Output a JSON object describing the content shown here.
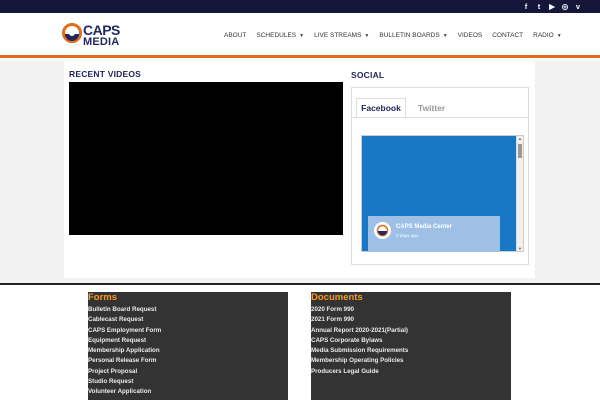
{
  "top_bar": {
    "social_icons": [
      {
        "icon": "facebook-icon",
        "glyph": "f"
      },
      {
        "icon": "twitter-icon",
        "glyph": "t"
      },
      {
        "icon": "youtube-icon",
        "glyph": "▶"
      },
      {
        "icon": "instagram-icon",
        "glyph": "◎"
      },
      {
        "icon": "vimeo-icon",
        "glyph": "v"
      }
    ]
  },
  "header": {
    "logo": {
      "word1": "CAPS",
      "word2": "MEDIA"
    },
    "nav": [
      {
        "label": "ABOUT",
        "has_dropdown": false
      },
      {
        "label": "SCHEDULES",
        "has_dropdown": true
      },
      {
        "label": "LIVE STREAMS",
        "has_dropdown": true
      },
      {
        "label": "BULLETIN BOARDS",
        "has_dropdown": true
      },
      {
        "label": "VIDEOS",
        "has_dropdown": false
      },
      {
        "label": "CONTACT",
        "has_dropdown": false
      },
      {
        "label": "RADIO",
        "has_dropdown": true
      }
    ]
  },
  "recent_videos": {
    "title": "RECENT VIDEOS"
  },
  "social": {
    "title": "SOCIAL",
    "tabs": [
      {
        "label": "Facebook",
        "active": true
      },
      {
        "label": "Twitter",
        "active": false
      }
    ],
    "facebook_widget": {
      "page_name": "CAPS Media Center",
      "time_ago": "2 days ago"
    }
  },
  "footer": {
    "forms": {
      "title": "Forms",
      "items": [
        "Bulletin Board Request",
        "Cablecast Request",
        "CAPS Employment Form",
        "Equipment Request",
        "Membership Application",
        "Personal Release Form",
        "Project Proposal",
        "Studio Request",
        "Volunteer Application"
      ]
    },
    "documents": {
      "title": "Documents",
      "items": [
        "2020 Form 990",
        "2021 Form 990",
        "Annual Report 2020-2021(Partial)",
        "CAPS Corporate Bylaws",
        "Media Submission Requirements",
        "Membership Operating Policies",
        "Producers Legal Guide"
      ]
    }
  },
  "colors": {
    "top_bar": "#14163a",
    "brand_navy": "#23295f",
    "accent_orange": "#e36b1d",
    "footer_heading": "#f39a23",
    "facebook_blue": "#1878c6"
  }
}
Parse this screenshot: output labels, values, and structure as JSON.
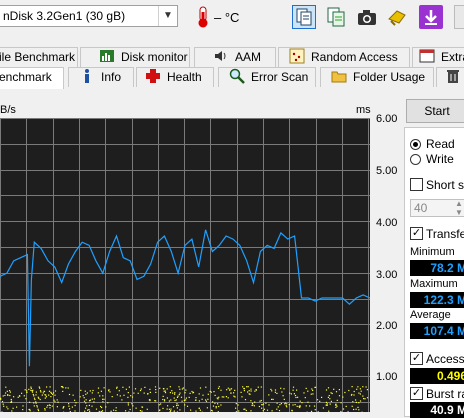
{
  "toolbar": {
    "drive": "nDisk 3.2Gen1 (30 gB)",
    "temperature": "– °C",
    "icons": [
      "thermometer-icon",
      "copy-text-icon",
      "copy-info-icon",
      "screenshot-camera-icon",
      "save-icon",
      "download-icon"
    ]
  },
  "tabs_top": [
    "ile Benchmark",
    "Disk monitor",
    "AAM",
    "Random Access",
    "Extra"
  ],
  "tabs_bottom": [
    "enchmark",
    "Info",
    "Health",
    "Error Scan",
    "Folder Usage"
  ],
  "chart": {
    "left_unit": "B/s",
    "right_unit": "ms",
    "ms_ticks": [
      "6.00",
      "5.00",
      "4.00",
      "3.00",
      "2.00",
      "1.00"
    ]
  },
  "panel": {
    "start": "Start",
    "read": "Read",
    "write": "Write",
    "short_stroke": "Short str",
    "stroke_value": "40",
    "transfer_rate": "Transfer",
    "minimum_label": "Minimum",
    "minimum_value": "78.2 M",
    "maximum_label": "Maximum",
    "maximum_value": "122.3 M",
    "average_label": "Average",
    "average_value": "107.4 M",
    "access_time": "Access t",
    "access_value": "0.496",
    "burst_rate": "Burst rat",
    "burst_value": "40.9 M"
  },
  "chart_data": {
    "type": "line",
    "y_right_label": "ms",
    "y_right_range": [
      0,
      6
    ],
    "y_right_ticks": [
      6,
      5,
      4,
      3,
      2,
      1
    ],
    "series": [
      {
        "color": "#1ea0ff",
        "values": [
          107,
          108,
          112,
          113,
          114,
          118,
          116,
          112,
          110,
          105,
          111,
          115,
          118,
          117,
          112,
          108,
          115,
          120,
          113,
          112,
          106,
          107,
          111,
          118,
          120,
          115,
          108,
          117,
          119,
          110,
          122,
          115,
          117,
          120,
          119,
          117,
          112,
          105,
          115,
          117,
          116,
          121,
          119,
          120,
          100,
          100,
          99,
          100,
          100,
          100,
          100,
          98,
          100,
          101,
          100
        ]
      }
    ]
  }
}
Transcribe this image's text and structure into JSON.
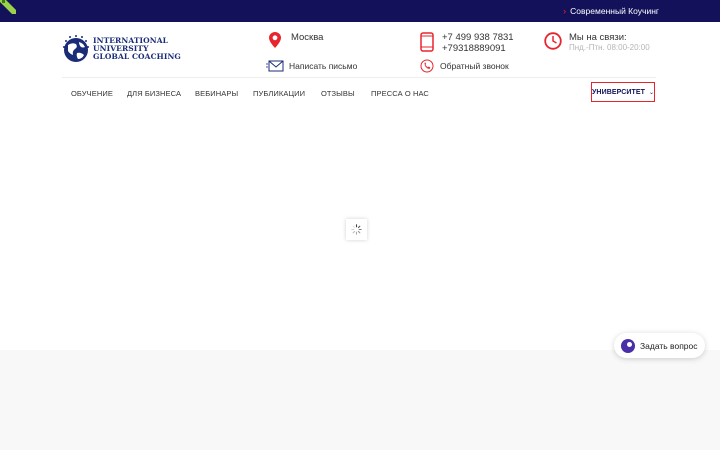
{
  "topbar": {
    "link_label": "Современный Коучинг"
  },
  "logo": {
    "line1": "INTERNATIONAL",
    "line2": "UNIVERSITY",
    "line3": "GLOBAL COACHING"
  },
  "contacts": {
    "city": "Москва",
    "write_letter": "Написать письмо",
    "phone1": "+7 499 938 7831",
    "phone2": "+79318889091",
    "callback": "Обратный звонок",
    "hours_title": "Мы на связи:",
    "hours_value": "Пнд.-Птн. 08:00-20:00"
  },
  "nav": {
    "items": [
      "Обучение",
      "Для бизнеса",
      "Вебинары",
      "Публикации",
      "Отзывы",
      "Пресса о нас"
    ],
    "university": "Университет"
  },
  "chat": {
    "label": "Задать вопрос"
  },
  "colors": {
    "brand_navy": "#13115a",
    "accent_red": "#e8252e"
  }
}
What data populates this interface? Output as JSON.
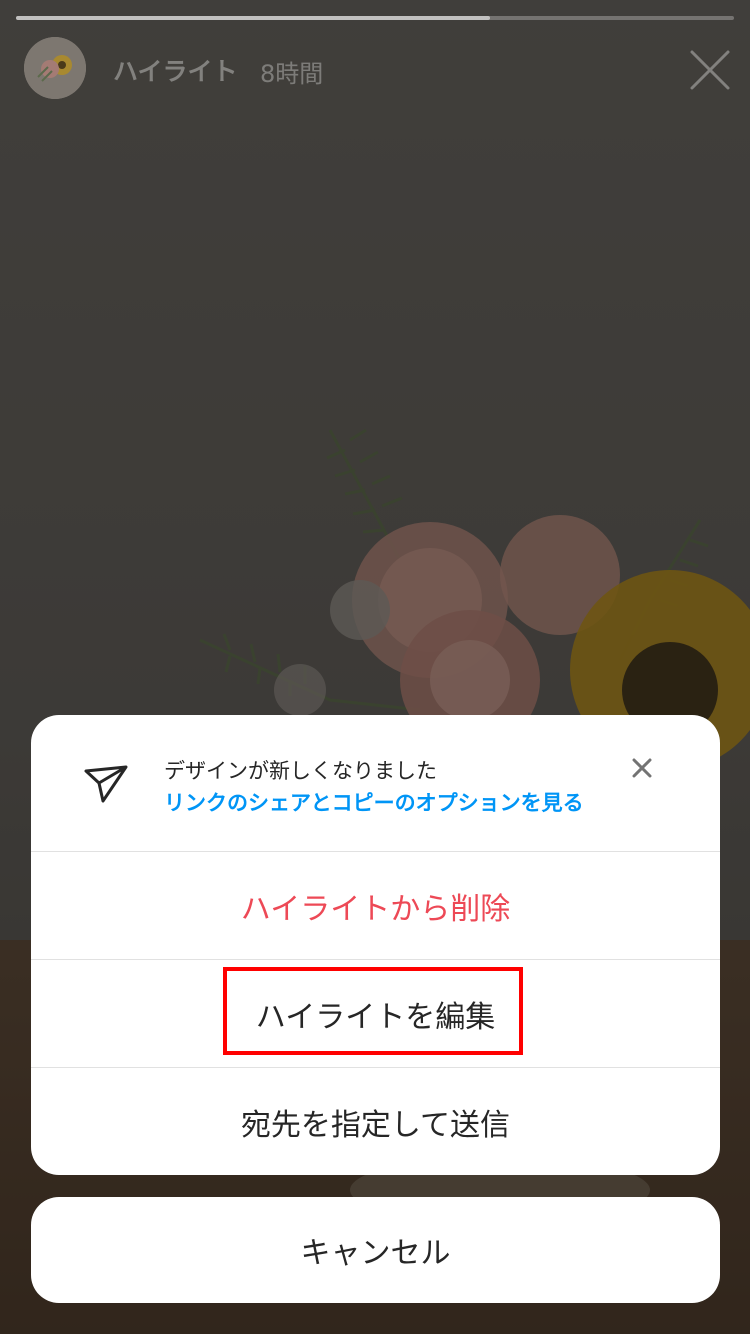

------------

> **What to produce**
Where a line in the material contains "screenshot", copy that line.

> **Expected output**
Parse this screenshot: output labels, values, and structure as JSON.
      "screenshot-camera-icon",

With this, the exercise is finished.